■ **What needs to be done**
Set down each record exactly. Omit the pictures.

■ **Data records for software interfaces**
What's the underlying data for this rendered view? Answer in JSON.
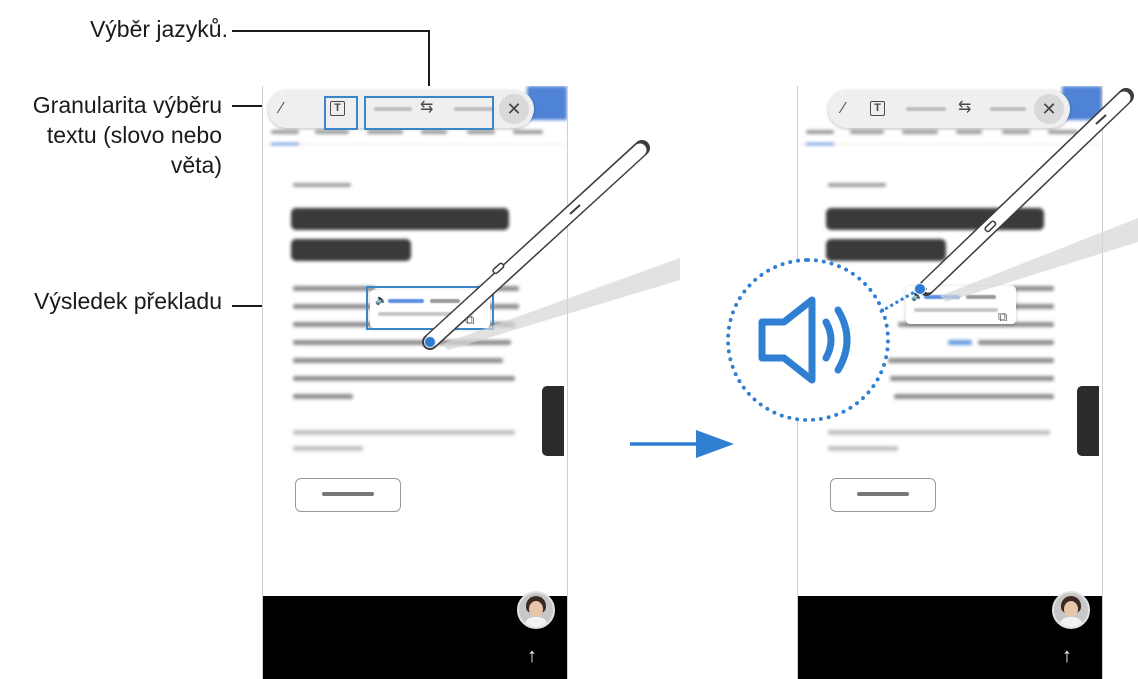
{
  "callouts": {
    "language_selection": "Výběr jazyků.",
    "granularity_line1": "Granularita výběru",
    "granularity_line2": "textu (slovo nebo",
    "granularity_line3": "věta)",
    "translation_result": "Výsledek překladu"
  },
  "icons": {
    "translate_tool": "pen-cursor-icon",
    "text_mode": "text-granularity-icon",
    "swap": "swap-languages-icon",
    "close": "close-icon",
    "speaker": "speaker-icon",
    "copy": "copy-icon",
    "scroll_top": "arrow-up-icon",
    "flow": "arrow-right-icon"
  },
  "glyphs": {
    "pen": "⁄",
    "text_mode": "T",
    "swap": "⇆",
    "close": "✕",
    "speaker": "🔈",
    "copy": "⧉",
    "scroll_top": "↑"
  },
  "colors": {
    "accent": "#2f7fd2",
    "highlight_box": "#3a86c8",
    "toolbar_bg": "#efefef",
    "video_bg": "#000000"
  }
}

■ **Answer below**
What's the underlying data for this rendered view? Answer in JSON.
{
  "callouts": {
    "language_selection": "Výběr jazyků.",
    "granularity_line1": "Granularita výběru",
    "granularity_line2": "textu (slovo nebo",
    "granularity_line3": "věta)",
    "translation_result": "Výsledek překladu"
  },
  "icons": {
    "translate_tool": "pen-cursor-icon",
    "text_mode": "text-granularity-icon",
    "swap": "swap-languages-icon",
    "close": "close-icon",
    "speaker": "speaker-icon",
    "copy": "copy-icon",
    "scroll_top": "arrow-up-icon",
    "flow": "arrow-right-icon"
  },
  "glyphs": {
    "pen": "⁄",
    "text_mode": "T",
    "swap": "⇆",
    "close": "✕",
    "speaker": "🔈",
    "copy": "⧉",
    "scroll_top": "↑"
  },
  "colors": {
    "accent": "#2f7fd2",
    "highlight_box": "#3a86c8",
    "toolbar_bg": "#efefef",
    "video_bg": "#000000"
  }
}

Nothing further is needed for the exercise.